With this in the background, we come to her eleventh principle, which serves as a ‘summing up’ of Charlotte Mason’s philosophy so far:
But we, believing that the normal child has powers of mind which fit him to deal with all knowledge proper to him, give him a full and generous curriculum; taking care only that all knowledge offered him is vital, that is, that facts are not presented without their informing ideas.Charlotte Mason’s Eleventh Principle
Let’s review what she says, but as it relates to mothers.
A mother’s mind needs knowledge.
What does it mean that a mother is born a person? The answer is here, in the eleventh principle: she has a mind capable of taking in knowledge. Because we are people, we are able to learn.
This theme comes up repeatedly when discussing the first half of Charlotte Mason’s principles. But the repetition helps us to see its importance. All of Charlotte Mason’s philosophy hinges on the fact that the ability and desire to learn is present in all people. Sometimes we lose this desire. But I believe it is recoverable.
A mother should choose to take in a broad array of knowledge.
A living, healthy mind needs an appropriate diet of ideas to sustain it. This is what Charlotte Mason means when she says education is a life. And like any healthy diet, a mind needs a wide variety of healthy, nourishing ‘foods’.
The practical application is this: we need to challenge ourselves to read and learn broadly. It is so tempting to only read that which has practical value to us. We have toddlers so we read about how to raise toddlers. We struggle to keep our house clean, so we read books on how to manage our time better.
But this isn’t sufficient for a mind. It’s only reading from one ‘food group’. And so we must stretch ourselves beyond what we view as our immediate needs.
A mother needs informing ideas.
It’s not enough that we read broadly. We are pursuing knowledge, not facts. That means that we must seek out and read living books, books that present facts with ‘their informing ideas’.
In terms of mental food, facts are dry sawdust. Our minds cannot live upon them. It is ideas that capture our interest, enliven our imaginations, and set us thinking. That central idea allows us to put facts into context and breathes life into them. Only when our minds come in touch with life-giving ideas will our minds be stretched, grown, and enlivened.

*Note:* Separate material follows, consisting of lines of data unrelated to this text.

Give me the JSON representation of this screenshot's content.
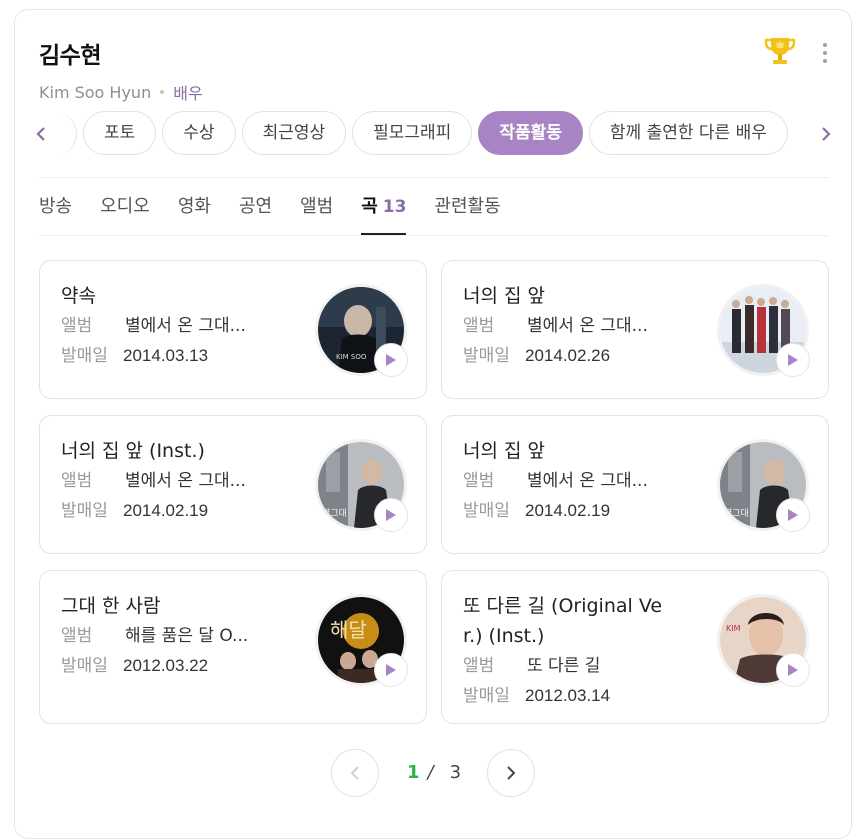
{
  "header": {
    "name": "김수현",
    "english_name": "Kim Soo Hyun",
    "occupation": "배우"
  },
  "icons": {
    "award": "trophy-icon",
    "more": "more-vertical-icon"
  },
  "chips": [
    "포토",
    "수상",
    "최근영상",
    "필모그래피",
    "작품활동",
    "함께 출연한 다른 배우"
  ],
  "active_chip": "작품활동",
  "tabs": [
    "방송",
    "오디오",
    "영화",
    "공연",
    "앨범",
    "곡",
    "관련활동"
  ],
  "active_tab": {
    "label": "곡",
    "count": "13"
  },
  "field_labels": {
    "album": "앨범",
    "release": "발매일"
  },
  "songs": [
    {
      "title": "약속",
      "album": "별에서 온 그대...",
      "date": "2014.03.13"
    },
    {
      "title": "너의 집 앞",
      "album": "별에서 온 그대...",
      "date": "2014.02.26"
    },
    {
      "title": "너의 집 앞 (Inst.)",
      "album": "별에서 온 그대...",
      "date": "2014.02.19"
    },
    {
      "title": "너의 집 앞",
      "album": "별에서 온 그대...",
      "date": "2014.02.19"
    },
    {
      "title": "그대 한 사람",
      "album": "해를 품은 달 O...",
      "date": "2012.03.22"
    },
    {
      "title": "또 다른 길 (Original Ver.) (Inst.)",
      "album": "또 다른 길",
      "date": "2012.03.14"
    }
  ],
  "pagination": {
    "current": "1",
    "separator": "/",
    "total": "3"
  },
  "colors": {
    "accent": "#a884c4",
    "current_page": "#2bb34e",
    "play": "#a884c4"
  }
}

We’ve considered what it means to be a person and what a person’s mind needs in order to live and grow. From this, we set the foundation for a definition of education. And that is Charlotte Mason’s next principle.